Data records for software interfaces
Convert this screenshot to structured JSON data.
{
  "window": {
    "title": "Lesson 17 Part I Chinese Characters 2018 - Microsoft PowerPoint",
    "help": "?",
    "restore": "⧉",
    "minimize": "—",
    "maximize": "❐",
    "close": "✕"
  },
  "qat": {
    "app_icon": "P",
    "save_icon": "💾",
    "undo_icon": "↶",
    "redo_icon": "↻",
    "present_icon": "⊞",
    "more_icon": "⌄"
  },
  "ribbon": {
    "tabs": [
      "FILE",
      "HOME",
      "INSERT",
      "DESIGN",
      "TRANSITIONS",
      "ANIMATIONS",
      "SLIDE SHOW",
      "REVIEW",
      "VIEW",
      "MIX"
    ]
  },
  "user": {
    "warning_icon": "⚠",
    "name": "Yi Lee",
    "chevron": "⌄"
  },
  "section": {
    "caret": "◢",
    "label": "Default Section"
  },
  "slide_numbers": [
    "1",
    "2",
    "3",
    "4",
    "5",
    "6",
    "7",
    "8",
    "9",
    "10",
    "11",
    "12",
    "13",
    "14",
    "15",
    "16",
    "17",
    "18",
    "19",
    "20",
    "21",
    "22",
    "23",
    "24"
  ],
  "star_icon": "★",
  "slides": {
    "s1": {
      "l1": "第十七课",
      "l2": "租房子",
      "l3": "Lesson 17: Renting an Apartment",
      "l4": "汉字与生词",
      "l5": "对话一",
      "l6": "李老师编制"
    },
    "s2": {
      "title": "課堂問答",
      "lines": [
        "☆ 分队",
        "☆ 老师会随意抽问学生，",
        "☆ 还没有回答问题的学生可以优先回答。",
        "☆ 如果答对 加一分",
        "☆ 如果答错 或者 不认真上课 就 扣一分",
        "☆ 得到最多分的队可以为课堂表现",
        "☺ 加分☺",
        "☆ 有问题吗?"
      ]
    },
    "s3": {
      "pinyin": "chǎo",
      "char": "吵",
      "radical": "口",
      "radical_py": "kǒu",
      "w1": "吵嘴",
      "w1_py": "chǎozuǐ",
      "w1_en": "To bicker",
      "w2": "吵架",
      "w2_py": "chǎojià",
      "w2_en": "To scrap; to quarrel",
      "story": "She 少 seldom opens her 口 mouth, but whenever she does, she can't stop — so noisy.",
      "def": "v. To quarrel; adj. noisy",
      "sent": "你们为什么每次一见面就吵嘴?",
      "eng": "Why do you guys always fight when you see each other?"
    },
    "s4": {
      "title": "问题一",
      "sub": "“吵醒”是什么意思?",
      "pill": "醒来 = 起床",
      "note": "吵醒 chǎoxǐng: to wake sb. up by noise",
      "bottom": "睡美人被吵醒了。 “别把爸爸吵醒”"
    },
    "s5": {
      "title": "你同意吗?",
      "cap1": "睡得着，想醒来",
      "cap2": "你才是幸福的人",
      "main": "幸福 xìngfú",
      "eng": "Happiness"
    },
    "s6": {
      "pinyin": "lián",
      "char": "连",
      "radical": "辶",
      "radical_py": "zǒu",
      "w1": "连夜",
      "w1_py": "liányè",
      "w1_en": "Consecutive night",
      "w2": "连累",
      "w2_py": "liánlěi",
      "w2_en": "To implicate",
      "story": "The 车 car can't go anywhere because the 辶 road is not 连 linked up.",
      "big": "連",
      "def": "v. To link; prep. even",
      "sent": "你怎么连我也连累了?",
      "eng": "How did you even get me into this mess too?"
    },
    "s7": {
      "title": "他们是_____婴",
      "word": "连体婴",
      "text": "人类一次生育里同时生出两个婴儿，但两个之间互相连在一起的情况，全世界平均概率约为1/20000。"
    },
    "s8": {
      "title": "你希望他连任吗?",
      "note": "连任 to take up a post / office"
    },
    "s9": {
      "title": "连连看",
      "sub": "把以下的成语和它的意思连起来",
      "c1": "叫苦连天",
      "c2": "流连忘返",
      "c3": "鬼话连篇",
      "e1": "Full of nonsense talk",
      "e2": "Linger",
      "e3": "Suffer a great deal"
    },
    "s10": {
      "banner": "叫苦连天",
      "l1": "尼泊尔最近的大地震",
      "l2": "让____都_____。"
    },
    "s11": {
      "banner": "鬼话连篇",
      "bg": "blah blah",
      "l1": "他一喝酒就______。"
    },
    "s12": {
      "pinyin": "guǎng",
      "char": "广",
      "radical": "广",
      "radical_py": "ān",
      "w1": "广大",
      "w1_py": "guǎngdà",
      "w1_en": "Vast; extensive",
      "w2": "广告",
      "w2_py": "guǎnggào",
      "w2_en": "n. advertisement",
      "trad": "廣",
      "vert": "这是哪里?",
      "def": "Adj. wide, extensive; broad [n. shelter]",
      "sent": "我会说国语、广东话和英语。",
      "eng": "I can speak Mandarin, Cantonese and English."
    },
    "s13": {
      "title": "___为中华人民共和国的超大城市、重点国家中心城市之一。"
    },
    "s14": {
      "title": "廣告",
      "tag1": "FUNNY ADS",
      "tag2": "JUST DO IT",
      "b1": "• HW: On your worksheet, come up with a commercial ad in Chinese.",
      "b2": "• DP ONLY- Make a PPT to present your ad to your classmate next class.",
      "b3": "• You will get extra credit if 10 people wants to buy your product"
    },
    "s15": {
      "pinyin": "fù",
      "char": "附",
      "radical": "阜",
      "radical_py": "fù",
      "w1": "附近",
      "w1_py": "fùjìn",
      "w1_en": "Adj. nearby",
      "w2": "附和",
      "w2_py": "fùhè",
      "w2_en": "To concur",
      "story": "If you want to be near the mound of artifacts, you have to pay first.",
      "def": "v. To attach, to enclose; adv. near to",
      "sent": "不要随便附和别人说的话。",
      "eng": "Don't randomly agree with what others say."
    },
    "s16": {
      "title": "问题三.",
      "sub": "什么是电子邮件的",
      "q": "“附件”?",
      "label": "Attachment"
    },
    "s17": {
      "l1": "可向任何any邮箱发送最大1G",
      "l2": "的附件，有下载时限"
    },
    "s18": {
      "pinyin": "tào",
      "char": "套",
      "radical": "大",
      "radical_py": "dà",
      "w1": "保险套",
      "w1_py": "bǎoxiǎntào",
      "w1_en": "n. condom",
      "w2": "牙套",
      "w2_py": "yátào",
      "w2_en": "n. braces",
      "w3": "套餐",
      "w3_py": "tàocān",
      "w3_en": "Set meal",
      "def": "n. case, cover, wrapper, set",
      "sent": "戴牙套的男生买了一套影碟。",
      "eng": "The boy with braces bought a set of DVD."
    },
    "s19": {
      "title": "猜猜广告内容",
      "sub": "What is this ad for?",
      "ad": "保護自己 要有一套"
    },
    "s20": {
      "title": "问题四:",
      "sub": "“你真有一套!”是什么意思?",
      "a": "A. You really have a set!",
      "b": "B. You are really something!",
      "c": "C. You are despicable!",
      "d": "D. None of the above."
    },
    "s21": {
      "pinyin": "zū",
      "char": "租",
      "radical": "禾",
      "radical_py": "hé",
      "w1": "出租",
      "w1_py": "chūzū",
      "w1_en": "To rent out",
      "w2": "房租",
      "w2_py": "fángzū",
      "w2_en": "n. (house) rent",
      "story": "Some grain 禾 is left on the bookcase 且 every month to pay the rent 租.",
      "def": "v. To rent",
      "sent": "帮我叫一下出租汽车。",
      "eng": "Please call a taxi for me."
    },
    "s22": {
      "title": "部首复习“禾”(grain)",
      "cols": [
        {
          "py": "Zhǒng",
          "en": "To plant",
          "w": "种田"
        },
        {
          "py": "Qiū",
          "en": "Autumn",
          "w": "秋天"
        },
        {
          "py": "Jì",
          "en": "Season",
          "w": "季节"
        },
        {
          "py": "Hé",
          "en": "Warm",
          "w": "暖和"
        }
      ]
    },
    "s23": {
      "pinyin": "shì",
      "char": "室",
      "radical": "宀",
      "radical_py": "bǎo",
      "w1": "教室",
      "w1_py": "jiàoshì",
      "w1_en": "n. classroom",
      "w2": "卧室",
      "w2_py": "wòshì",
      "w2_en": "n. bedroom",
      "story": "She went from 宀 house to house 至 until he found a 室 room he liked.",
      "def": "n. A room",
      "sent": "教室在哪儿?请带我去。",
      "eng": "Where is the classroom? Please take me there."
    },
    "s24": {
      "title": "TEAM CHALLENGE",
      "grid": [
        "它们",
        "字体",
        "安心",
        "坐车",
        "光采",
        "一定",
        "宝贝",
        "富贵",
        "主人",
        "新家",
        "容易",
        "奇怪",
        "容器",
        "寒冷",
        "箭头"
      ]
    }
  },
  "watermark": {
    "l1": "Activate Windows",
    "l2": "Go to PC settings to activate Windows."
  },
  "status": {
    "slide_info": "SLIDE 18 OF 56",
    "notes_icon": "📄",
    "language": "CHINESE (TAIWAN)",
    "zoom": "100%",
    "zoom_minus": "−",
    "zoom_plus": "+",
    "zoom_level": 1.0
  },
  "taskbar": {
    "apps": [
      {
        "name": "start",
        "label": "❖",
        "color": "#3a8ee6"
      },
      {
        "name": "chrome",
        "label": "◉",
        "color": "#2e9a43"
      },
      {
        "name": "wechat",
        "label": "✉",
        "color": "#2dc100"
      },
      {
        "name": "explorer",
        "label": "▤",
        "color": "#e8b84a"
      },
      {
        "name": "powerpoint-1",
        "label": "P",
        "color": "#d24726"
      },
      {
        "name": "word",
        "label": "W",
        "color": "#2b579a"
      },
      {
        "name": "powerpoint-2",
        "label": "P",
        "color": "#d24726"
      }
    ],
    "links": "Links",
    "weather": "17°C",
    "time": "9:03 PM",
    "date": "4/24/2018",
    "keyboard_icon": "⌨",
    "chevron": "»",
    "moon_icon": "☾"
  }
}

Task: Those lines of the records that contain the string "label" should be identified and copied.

Answer:
    "label": "Default Section"
      "label": "Attachment"
        "label": "❖",
        "label": "◉",
        "label": "✉",
        "label": "▤",
        "label": "P",
        "label": "W",
        "label": "P",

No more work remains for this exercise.